_Records provided_:
----------------

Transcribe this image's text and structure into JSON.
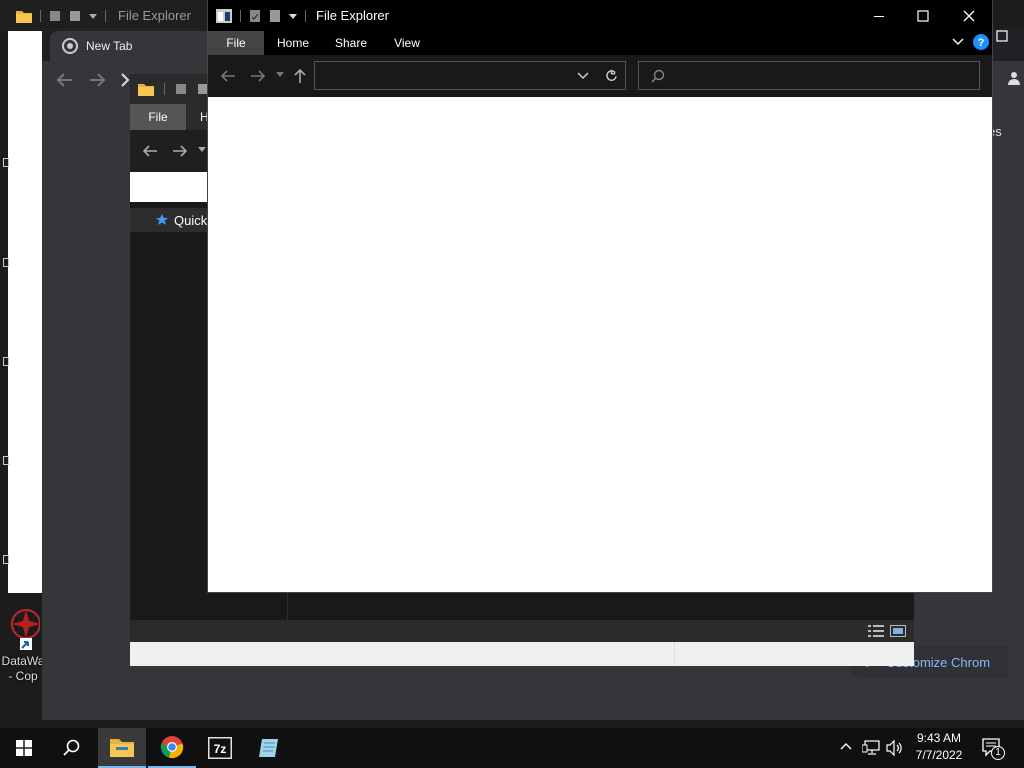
{
  "background_explorer": {
    "title": "File Explorer"
  },
  "chrome": {
    "tab_title": "New Tab",
    "ntp_text_fragment": "es",
    "customize_label": "Customize Chrom"
  },
  "middle_explorer": {
    "ribbon_file": "File",
    "ribbon_home_fragment": "H",
    "quick_access_fragment": "Quick"
  },
  "front_explorer": {
    "title": "File Explorer",
    "ribbon_tabs": [
      "File",
      "Home",
      "Share",
      "View"
    ],
    "address_value": "",
    "search_placeholder": ""
  },
  "desktop": {
    "icon_label_line1": "DataWa",
    "icon_label_line2": "- Cop"
  },
  "taskbar": {
    "time": "9:43 AM",
    "date": "7/7/2022",
    "notification_count": "1",
    "pinned": [
      "windows-start",
      "search",
      "file-explorer",
      "chrome",
      "7zip",
      "notepad-app"
    ]
  },
  "colors": {
    "accent_blue": "#1e90ff",
    "chrome_link": "#8ab4f8"
  }
}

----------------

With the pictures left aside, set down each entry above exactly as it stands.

Transcribe this image's text and structure into JSON.
{
  "background_explorer": {
    "title": "File Explorer"
  },
  "chrome": {
    "tab_title": "New Tab",
    "ntp_text_fragment": "es",
    "customize_label": "Customize Chrom"
  },
  "middle_explorer": {
    "ribbon_file": "File",
    "ribbon_home_fragment": "H",
    "quick_access_fragment": "Quick"
  },
  "front_explorer": {
    "title": "File Explorer",
    "ribbon_tabs": [
      "File",
      "Home",
      "Share",
      "View"
    ],
    "address_value": "",
    "search_placeholder": ""
  },
  "desktop": {
    "icon_label_line1": "DataWa",
    "icon_label_line2": "- Cop"
  },
  "taskbar": {
    "time": "9:43 AM",
    "date": "7/7/2022",
    "notification_count": "1",
    "pinned": [
      "windows-start",
      "search",
      "file-explorer",
      "chrome",
      "7zip",
      "notepad-app"
    ]
  },
  "colors": {
    "accent_blue": "#1e90ff",
    "chrome_link": "#8ab4f8"
  }
}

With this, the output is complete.